"In this case, the record strongly supports the claim this contract is "intended to, or has the effect" of defeating or circumventing the Salary Cap provisions of the CBA. The overall structure of this SPC reflects not so much the hope that Mr. Kovalchuk will be playing in those advanced years, but rather the expectation that he will not. This is a long contract --17 years -- the longest in NHL history. That, in itself, poses no contractual problem, for the reasons discussed above. But Kovalchuk is 27 years old, and the agreement contemplates his playing until just short of his 44th birthday. That is not impossible, but it is, at the least, markedly rare. Currently, only one player in the League has played past 43and, over the past 20 years only 6 of some 3400 players have played to 42...."
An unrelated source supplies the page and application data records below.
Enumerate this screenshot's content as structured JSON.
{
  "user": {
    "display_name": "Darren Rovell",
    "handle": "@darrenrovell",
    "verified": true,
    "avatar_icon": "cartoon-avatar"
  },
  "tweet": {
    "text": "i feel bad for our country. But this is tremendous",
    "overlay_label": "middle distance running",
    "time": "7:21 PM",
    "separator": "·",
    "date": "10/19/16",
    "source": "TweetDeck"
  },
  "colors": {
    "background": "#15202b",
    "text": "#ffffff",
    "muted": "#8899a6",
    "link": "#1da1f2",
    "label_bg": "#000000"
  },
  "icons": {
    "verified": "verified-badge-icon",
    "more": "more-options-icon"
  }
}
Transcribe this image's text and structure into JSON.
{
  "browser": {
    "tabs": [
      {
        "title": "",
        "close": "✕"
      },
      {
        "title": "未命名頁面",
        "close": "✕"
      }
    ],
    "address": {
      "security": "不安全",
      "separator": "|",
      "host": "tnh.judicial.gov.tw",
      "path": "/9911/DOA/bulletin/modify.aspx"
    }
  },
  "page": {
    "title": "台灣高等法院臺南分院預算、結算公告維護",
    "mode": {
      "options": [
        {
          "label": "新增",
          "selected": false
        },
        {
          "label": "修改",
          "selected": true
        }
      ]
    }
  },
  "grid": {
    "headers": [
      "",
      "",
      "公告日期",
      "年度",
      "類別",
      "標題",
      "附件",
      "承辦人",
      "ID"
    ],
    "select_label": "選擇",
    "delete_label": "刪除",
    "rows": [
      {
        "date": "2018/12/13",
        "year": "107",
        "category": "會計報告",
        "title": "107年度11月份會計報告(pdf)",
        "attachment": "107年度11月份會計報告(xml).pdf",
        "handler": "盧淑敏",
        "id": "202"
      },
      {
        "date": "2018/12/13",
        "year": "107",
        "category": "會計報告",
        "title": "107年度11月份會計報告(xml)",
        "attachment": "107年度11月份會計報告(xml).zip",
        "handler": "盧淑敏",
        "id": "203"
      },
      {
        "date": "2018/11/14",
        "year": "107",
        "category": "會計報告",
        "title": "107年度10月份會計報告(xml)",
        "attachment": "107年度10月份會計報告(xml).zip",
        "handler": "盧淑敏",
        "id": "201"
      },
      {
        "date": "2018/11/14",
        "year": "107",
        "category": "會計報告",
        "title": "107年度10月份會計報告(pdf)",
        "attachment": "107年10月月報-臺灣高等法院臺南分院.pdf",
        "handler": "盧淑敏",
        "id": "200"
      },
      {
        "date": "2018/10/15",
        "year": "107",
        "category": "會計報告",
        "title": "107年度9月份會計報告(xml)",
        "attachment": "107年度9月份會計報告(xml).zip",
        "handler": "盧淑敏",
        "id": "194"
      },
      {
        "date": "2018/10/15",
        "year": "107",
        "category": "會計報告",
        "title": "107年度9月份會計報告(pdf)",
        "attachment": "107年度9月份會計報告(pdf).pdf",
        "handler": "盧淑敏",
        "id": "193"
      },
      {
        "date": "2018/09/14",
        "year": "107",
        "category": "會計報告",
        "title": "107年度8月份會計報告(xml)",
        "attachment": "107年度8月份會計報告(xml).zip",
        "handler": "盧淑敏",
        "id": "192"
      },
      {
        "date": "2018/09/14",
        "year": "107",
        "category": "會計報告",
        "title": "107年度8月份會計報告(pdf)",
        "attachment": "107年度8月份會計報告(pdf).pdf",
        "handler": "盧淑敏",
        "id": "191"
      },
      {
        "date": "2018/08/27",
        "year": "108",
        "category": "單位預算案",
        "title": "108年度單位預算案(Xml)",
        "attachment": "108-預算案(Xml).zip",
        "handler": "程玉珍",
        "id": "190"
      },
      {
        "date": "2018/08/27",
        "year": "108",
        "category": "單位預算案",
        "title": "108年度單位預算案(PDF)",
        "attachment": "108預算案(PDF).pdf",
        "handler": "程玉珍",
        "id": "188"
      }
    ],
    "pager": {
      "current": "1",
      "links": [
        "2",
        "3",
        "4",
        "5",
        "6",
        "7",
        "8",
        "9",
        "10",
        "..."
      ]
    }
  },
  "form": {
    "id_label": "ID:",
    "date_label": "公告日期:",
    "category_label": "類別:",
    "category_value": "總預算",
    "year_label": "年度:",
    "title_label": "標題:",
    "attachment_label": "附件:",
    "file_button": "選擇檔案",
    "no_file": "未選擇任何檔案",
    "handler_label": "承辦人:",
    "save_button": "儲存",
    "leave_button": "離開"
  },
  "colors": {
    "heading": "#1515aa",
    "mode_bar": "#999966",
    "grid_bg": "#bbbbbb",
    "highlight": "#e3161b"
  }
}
I want to believe there's more than this because I'm interpreting this as meaning the NHL can reject a deal if they just feel it's unreasonable that the player will play at a later age. If I'm a player, I can't be happy that the NHL can take a deal I agreed to with a team and say "no" because they won't think I'll be playing later. But that's my take, feel free to interpret it differently.
Also, insert your own references to Marian Hossa and Roberto Luongo here.
NHLPA statement: "The NHLPA is disappointed with the arbitrator's ruling to uphold the NHL's rejection of the contract between the NJ Devs...
"...and Ilya Kovlachuk. The NHLPA is currently reviewing the decision and will have no further comment at this time."
I don't know what they could be ruling, but when the details come out, I have a sinking feeling I'm going to be "disappointed" by the NHLPA. I hope I'm wrong.
UPDATE #2: James Mirtle has a two crucial tweets from the ruling itself. Here's the first:
There is nothing about the Devils or Kovalchuk being fined for circumvention in the decision.
Let me rephrase that: Decision says there is no finding of bad faith or intent to circumvent cap by Devils/Kovalchuk.
I hope he's right on both counts. Details are still coming out.
Please feel free to add additional links and comments in the comments. Remember to follow the rules everyone.